Today saw me commence the process of Steering Alignment. Beginning with the fit of the steering rack to the mounting points on the chassis GD supplies the rack with split polyurethane bushes which which just pop straight on and are then bolted down using a couple of packing washers. The track rod ends are screwed on and inserted into the supplied steering arms. Once the rack was fitted it needed to be centred.
Centring of the rack is achieved by marking the input shaft and using masking tape marking a datum point on the steering rack. Counting the number of turns from full right lock, marking and then returning to full left lock and again marking it. Finally, turn the rack back to 1⁄2 the number of turns between the two marks.
Next was to set the “toe in” by clamping a 1m piece of angle to each disc face and measuring both front and rear then subtracting the rear measurement from the front which provides the “toe in/out” calculation.
The Gardner Douglas manual recommends 0.0mm to 1.5mm “toe in” maximum which is achieved by winding the track rods in (or out) until the required measurement is obtained.

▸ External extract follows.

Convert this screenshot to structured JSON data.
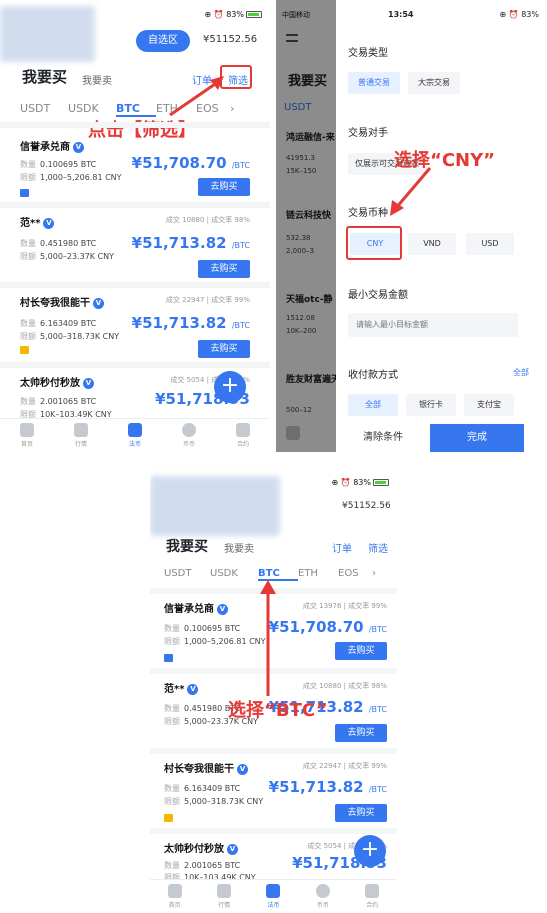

Having achieved the the correct “toe in”, it was time to validate the alignment of the wheels using the 1m angle clamped to the centreline of the chassis (as marked when setting the rear axle). With the laser level clamped to the disc I marked the red dot on the angle, then repeated it on the other side. I then measured the distance between the two marked points and marked the centre of that on the angle. I then moved the angle so the centrelines on the angle and the chassis corresponded and adjusted the track rods until the laser came back to the marks made on the angle. Now we have all wheels pointing in the right direction.